The care begins the minute a stroke victim arrives at Obici, and a system alerts any personnel who will be involved in their treatment.

Fibish said some stroke patients are admitted to the intensive care unit upon arrival if they are suffering blood clots, but they are usually taken to the stroke unit, which is called a step-down unit, after about 24 hours.

“We want these patients here because all of these nurses know how to care for these patients,” she said.

In addition to helping the patient recover, Fibish said the workers on the unit want to educate the patients and their families on how they can avoid another stroke.

“We try to do the best we can to teach the patient and (his or her) family,” she said.

The stroke unit employees give patients information about lifestyle changes that can help prevent strokes, such as healthy eating and exercising, and they also talk to them about how some conditions like diabetes and high blood pressure can lead to strokes.

Fibish said education is the best way to reduce the number of strokes that occur.

Also, the stroke center employees try to educate the families, especially children, to recognize the signs of a stroke and get help as soon as possible.

Another component of the stroke program’s recovery process is the selection of a rehabilitation treatment for all patients.
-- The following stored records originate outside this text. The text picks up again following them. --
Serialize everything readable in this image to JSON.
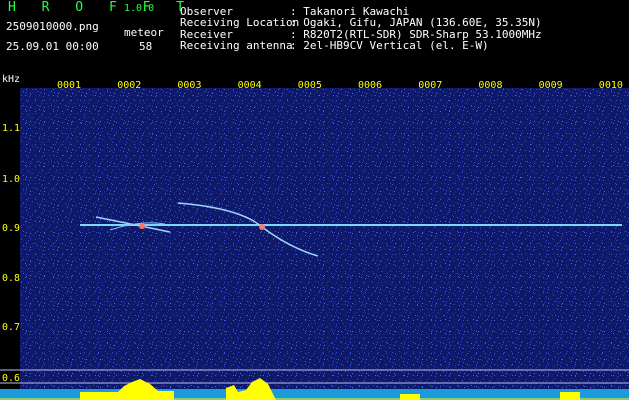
{
  "header": {
    "brand": "H R O F F T",
    "version": "1.0.0",
    "filename": "2509010000.png",
    "datetime": "25.09.01 00:00",
    "meteor_label": "meteor",
    "meteor_count": "58",
    "info": [
      {
        "label": "Observer",
        "value": ": Takanori Kawachi"
      },
      {
        "label": "Receiving Location",
        "value": ": Ogaki, Gifu, JAPAN (136.60E, 35.35N)"
      },
      {
        "label": "Receiver",
        "value": ": R820T2(RTL-SDR) SDR-Sharp 53.1000MHz"
      },
      {
        "label": "Receiving antenna",
        "value": ": 2el-HB9CV Vertical (el. E-W)"
      }
    ]
  },
  "spectrogram": {
    "y_unit": "kHz",
    "y_ticks": [
      "1.1",
      "1.0",
      "0.9",
      "0.8",
      "0.7",
      "0.6"
    ],
    "x_ticks": [
      "0001",
      "0002",
      "0003",
      "0004",
      "0005",
      "0006",
      "0007",
      "0008",
      "0009",
      "0010"
    ],
    "carrier_khz": 0.91,
    "colors": {
      "background": "#000000",
      "field": "#101a6e",
      "header_text": "#ffffff",
      "brand": "#22ff44",
      "ticks": "#ffff00",
      "signal": "#7ad8ff"
    }
  }
}
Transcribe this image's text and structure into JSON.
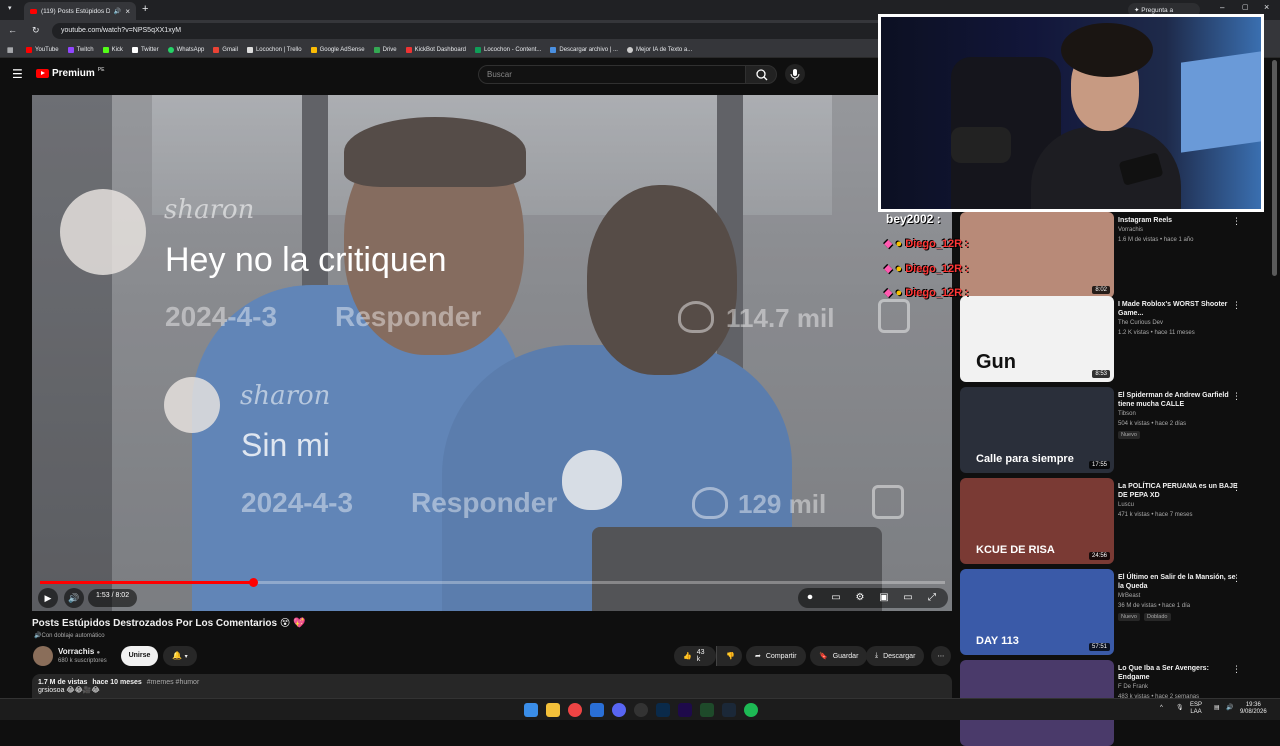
{
  "browser": {
    "tab_title": "(119) Posts Estúpidos Destr",
    "url": "youtube.com/watch?v=NPS5qXX1xyM",
    "gemini_label": "Pregunta a Gemini",
    "bookmarks": [
      "YouTube",
      "Twitch",
      "Kick",
      "Twitter",
      "WhatsApp",
      "Gmail",
      "Locochon | Trello",
      "Google AdSense",
      "Drive",
      "KickBot Dashboard",
      "Locochon - Content...",
      "Descargar archivo | ...",
      "Mejor IA de Texto a..."
    ]
  },
  "header": {
    "logo_label": "Premium",
    "logo_country": "PE",
    "search_placeholder": "Buscar"
  },
  "video_overlay": {
    "comments": [
      {
        "name": "sharon",
        "text": "Hey no la critiquen",
        "date": "2024-4-3",
        "reply": "Responder",
        "likes": "114.7 mil"
      },
      {
        "name": "sharon",
        "text": "Sin mi",
        "date": "2024-4-3",
        "reply": "Responder",
        "likes": "129 mil"
      }
    ]
  },
  "player": {
    "time": "1:53 / 8:02",
    "progress_fraction": 0.235
  },
  "video": {
    "title": "Posts Estúpidos Destrozados Por Los Comentarios",
    "dubbed": "Con doblaje automático",
    "channel": "Vorrachis",
    "subscribers": "680 k suscriptores",
    "join_label": "Unirse",
    "likes": "43 k",
    "share_label": "Compartir",
    "save_label": "Guardar",
    "download_label": "Descargar",
    "views": "1.7 M de vistas",
    "age": "hace 10 meses",
    "tags": "#memes #humor",
    "desc_line": "grsiosoa"
  },
  "chat": {
    "top": "bey2002 :",
    "lines": [
      "Diego_12R :",
      "Diego_12R :",
      "Diego_12R :"
    ]
  },
  "sidebar": [
    {
      "title": "Instagram Reels",
      "channel": "Vorrachis",
      "meta": "1.6 M de vistas • hace 1 año",
      "duration": "8:02",
      "thumb_color": "#b88a78",
      "thumb_text": ""
    },
    {
      "title": "I Made Roblox's WORST Shooter Game...",
      "channel": "The Curious Dev",
      "meta": "1.2 K vistas • hace 11 meses",
      "duration": "8:53",
      "thumb_color": "#f2f2f2",
      "thumb_text": "Gun"
    },
    {
      "title": "El Spiderman de Andrew Garfield tiene mucha CALLE",
      "channel": "Tibson",
      "meta": "504 k vistas • hace 2 días",
      "duration": "17:55",
      "thumb_color": "#2a2f3a",
      "thumb_text": "Calle para siempre",
      "badge": "Nuevo"
    },
    {
      "title": "La POLÍTICA PERUANA es un BAJE DE PEPA XD",
      "channel": "Luscu",
      "meta": "471 k vistas • hace 7 meses",
      "duration": "24:56",
      "thumb_color": "#7a3a34",
      "thumb_text": "KCUE DE RISA"
    },
    {
      "title": "El Último en Salir de la Mansión, se la Queda",
      "channel": "MrBeast",
      "meta": "36 M de vistas • hace 1 día",
      "duration": "57:51",
      "thumb_color": "#3a5aa8",
      "thumb_text": "DAY 113",
      "badge": "Nuevo",
      "badge2": "Doblado"
    },
    {
      "title": "Lo Que Iba a Ser Avengers: Endgame",
      "channel": "F De Frank",
      "meta": "483 k vistas • hace 2 semanas",
      "duration": "",
      "thumb_color": "#4a3a6a",
      "thumb_text": ""
    }
  ],
  "taskbar": {
    "lang": "ESP",
    "lang2": "LAA",
    "time": "19:36",
    "date": "9/08/2026"
  },
  "colors": {
    "accent": "#ff0000",
    "chat_name": "#ff3636"
  }
}
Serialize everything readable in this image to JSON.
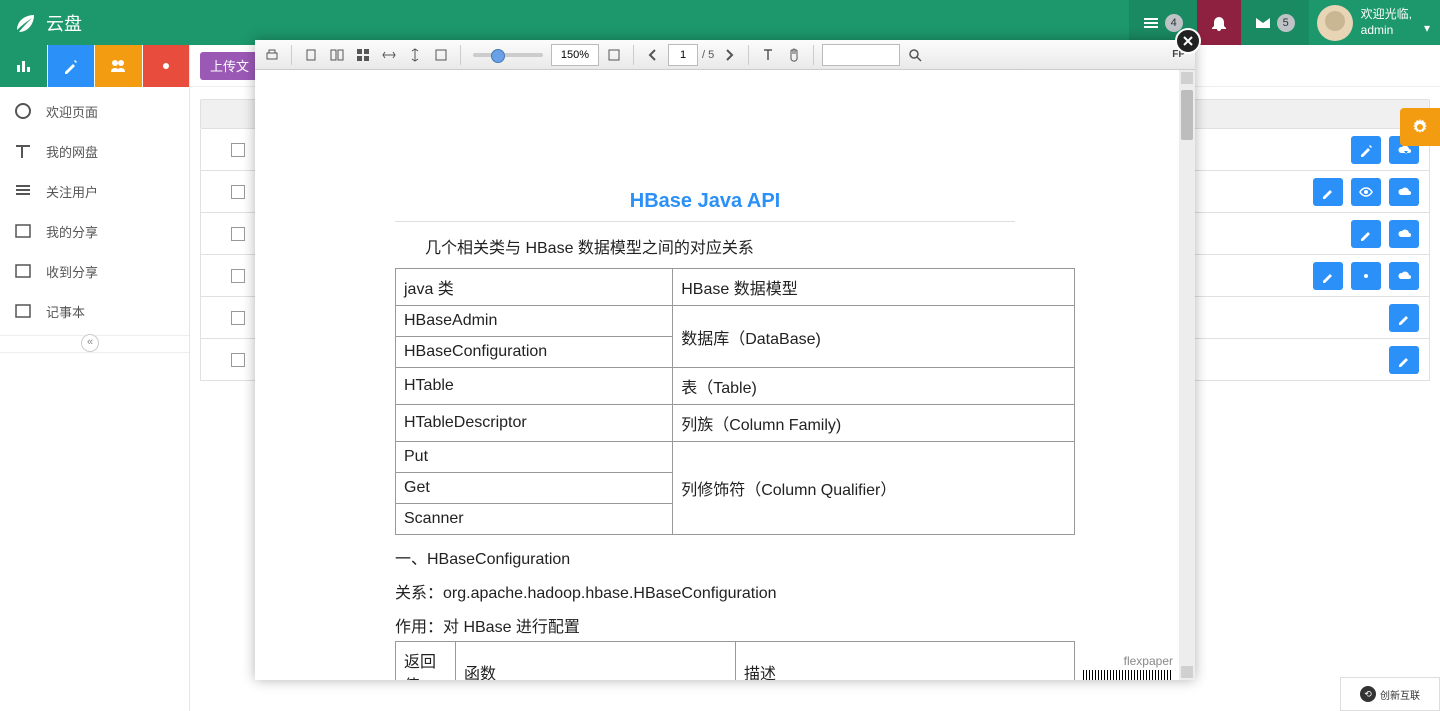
{
  "header": {
    "app_name": "云盘",
    "badge_menu": "4",
    "badge_mail": "5",
    "welcome": "欢迎光临,",
    "username": "admin"
  },
  "sidebar": {
    "items": [
      {
        "label": "欢迎页面"
      },
      {
        "label": "我的网盘"
      },
      {
        "label": "关注用户"
      },
      {
        "label": "我的分享"
      },
      {
        "label": "收到分享"
      },
      {
        "label": "记事本"
      }
    ]
  },
  "content": {
    "upload_btn_partial": "上传文"
  },
  "pdf": {
    "zoom": "150%",
    "page": "1",
    "page_total": "/  5",
    "fp": "FP",
    "mark": "flexpaper"
  },
  "document": {
    "title": "HBase Java API",
    "subtitle": "几个相关类与 HBase 数据模型之间的对应关系",
    "rows": [
      {
        "left": "java 类",
        "right": "HBase 数据模型"
      },
      {
        "left": "HBaseAdmin",
        "right_rowspan": "数据库（DataBase)"
      },
      {
        "left": "HBaseConfiguration"
      },
      {
        "left": "HTable",
        "right": "表（Table)"
      },
      {
        "left": "HTableDescriptor",
        "right": "列族（Column Family)"
      },
      {
        "left": "Put",
        "right_rowspan": "列修饰符（Column Qualifier）"
      },
      {
        "left": "Get"
      },
      {
        "left": "Scanner"
      }
    ],
    "p1": "一、HBaseConfiguration",
    "p2": "关系：org.apache.hadoop.hbase.HBaseConfiguration",
    "p3": "作用：对 HBase 进行配置",
    "t2": {
      "c1": "返回值",
      "c2": "函数",
      "c3": "描述"
    }
  },
  "partner": {
    "label": "创新互联"
  }
}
Fibish said in order to figure out what type of rehab program each patient requires, a group of physical therapists and social workers meet with the patient.

She said they discuss the options and decide on the best choice for the patient.

Some patients need to go through intensive rehab that requires a physical therapist come to their homes to help them. However, other patients are advised to visit a rehab facility on their own.

Fibish said rehab and education are critical elements for people who have suffered a stroke.

She said strokes do not result in death very often; instead, patients can sometimes suffer two or three strokes that get progressively worse each time.

Stroke is a leading cause of serious, long-term disability, according to the Virginia Stroke Systems Task Force.

But the Obici stroke center’s attention to the patients doesn’t end when they leave the facility. Fibish said the nurses regularly call the patients to check up on them, and she gives her patients her home phone number to call if they have questions.

Obici also has a stroke survivor support group that meets every other month.

For more information on strokes, visit